But I did not have a clear cut solution, neither did they, neither does their vendor partner (for sure!), nor their management, nor anybody!

So, I am now convinced that a SOA implementation (not theory!) is a wicked problem.  Wicked problems come from social sciences to describe an extremely difficult problem to solve, even impossible because of contradictory or ever-changing factors or incomplete requirements.  Some characteristics of wicked problems include:

  • every solution is a degree of goodness (or badness) but there is no distinctly right or wrong solution
  • every solution is a one-shot solution because you don’t have room for trial and error
  • consequently, every solution attempt counts immensely … positively or negatively
  • there is no uber-test of a solution, so the proof is in the execution (my TDD blood froze about now 🙂 )
  • each problem is symptom of another problem, indefinitely, i.e. there is no stop rule.
  • stakeholders all hold different understandings of the domain
  • there is no solution, but the problem is understood only after a solution has been crafted.

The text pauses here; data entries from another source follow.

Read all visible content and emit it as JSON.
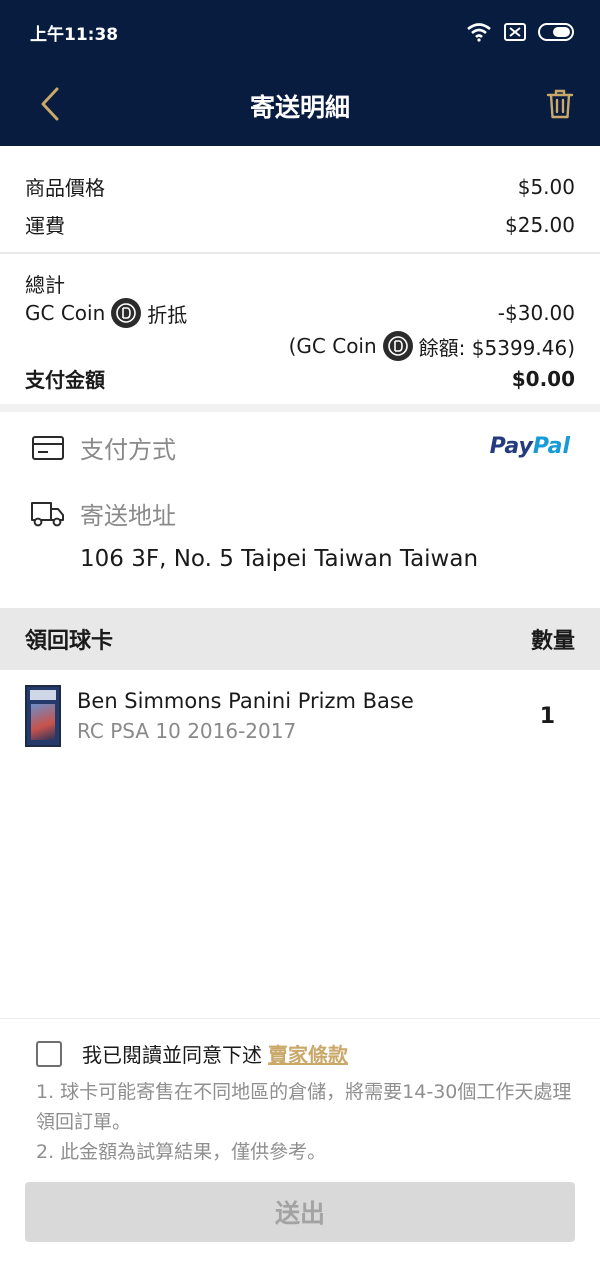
{
  "status_bar": {
    "time": "上午11:38"
  },
  "nav": {
    "title": "寄送明細"
  },
  "price": {
    "item_label": "商品價格",
    "item_value": "$5.00",
    "shipping_label": "運費",
    "shipping_value": "$25.00"
  },
  "summary": {
    "total_label": "總計",
    "coin_label": "GC Coin",
    "coin_action": "折抵",
    "coin_discount": "-$30.00",
    "balance_prefix": "(GC Coin",
    "balance_text": "餘額: $5399.46)",
    "pay_label": "支付金額",
    "pay_value": "$0.00"
  },
  "payment": {
    "label": "支付方式",
    "provider_part1": "Pay",
    "provider_part2": "Pal",
    "colors": {
      "pay": "#253b80",
      "pal": "#179bd7"
    }
  },
  "shipping": {
    "label": "寄送地址",
    "address": "106 3F, No. 5 Taipei Taiwan Taiwan"
  },
  "cards": {
    "header_left": "領回球卡",
    "header_right": "數量",
    "items": [
      {
        "name": "Ben Simmons Panini Prizm Base",
        "sub": "RC PSA 10 2016-2017",
        "qty": "1"
      }
    ]
  },
  "footer": {
    "agree_text": "我已閱讀並同意下述",
    "terms_link": "賣家條款",
    "note1": "1. 球卡可能寄售在不同地區的倉儲，將需要14-30個工作天處理領回訂單。",
    "note2": "2. 此金額為試算結果，僅供參考。",
    "submit": "送出"
  },
  "colors": {
    "header_bg": "#081c3f",
    "accent_gold": "#c9a86a",
    "submit_disabled_bg": "#d9d9d9"
  },
  "icons": [
    "back-chevron-icon",
    "trash-icon",
    "wifi-icon",
    "sim-icon",
    "battery-icon",
    "coin-icon",
    "card-icon",
    "truck-icon",
    "checkbox-icon"
  ]
}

And last, but not least … maybe the most telling is

  • Those that are held accountable for the consequences of the solution have no right to be wrong ! Ouch 🙂

I think that some architectural things feel like wicked problems.  Read the work of  Jeff Conklin and Robert Horn, two guys that spend a lot of time researching tools for solving social messes.

Øredev 2008

I’ve mentioned it in bits and pieces before but now that the nice folk at Oredev have more or less finalised their program, I can put the down the talks I will be giving in November 2008.

I certainly did not expect to be doing 4 sessions!  It’s going to be a busy conference but also immense fun.  I hope that I get the time to attend the other talks and learn from some amazing people.  I certainly will be catching up with old friends as well

Top Down SOA: Aligning Business Functions

Yesterday I had a really fun time running a workshop at the IQPC SOA conference on Structuring your SOA Project.  It was interesting to see that SOA is still not clearly understood and that the “silver bullet” answers are a still being sought after by a few.
The heart of my workshop centered on the theme that you cannot steer clear of business or domain knowledge, even if you try to design your services by wrapping existing software assets.  It just has to align to reality in the business, otherwise you will just create another architecture that has a fractured line to the business needs.

The other interesting theme that arose, unintentionally, was that it may well be easier to sneak in SOA by thinking in services and building some solutions covertly.  Once value is delivered and becomes noticeable, then start spreading out to the next cell … almost virally.

I summarised the main thoughts in the article on DZone at http://architects.dzone.com/articles/top-down-soa-aligning-business.

IQPC SOA Conference in Johannesburg

I will be speaking at the IQPC Service Oriented Architecture conference from June 30, 2008 to July 2, 2008 in Johannesburg.
I will be running a full day workshop title Understanding How an SOA Project is Structured. It’s actually a wee bit more than the title suggests … look at the workshop page and see what I mean.

Why not sign up and join in?  It’s going to be fun 🙂

Stranger Danger in the Cloud

There will always be someone who will scream that Cloud Computing is new.  And there’s someone else that will tell you it’s old-school-been-there-done-that.  And there will always be some vendor that will try to sell something too.
Since we shrink in body and mind to the state of children when thrown into a new context, beware of stranger danger.  It’s tempting to follow strangers for cheap candy in the cloud.

And yes, like SOA, we’ve seen and done this before.  But I think it is important that we let the passage of time to gel our experiences and ideas over and over again.  Why?  Because contexts change with time and we can use new contexts to innovate again and again and again.

You’re allowed to think … for yourself … and decide … for yourself.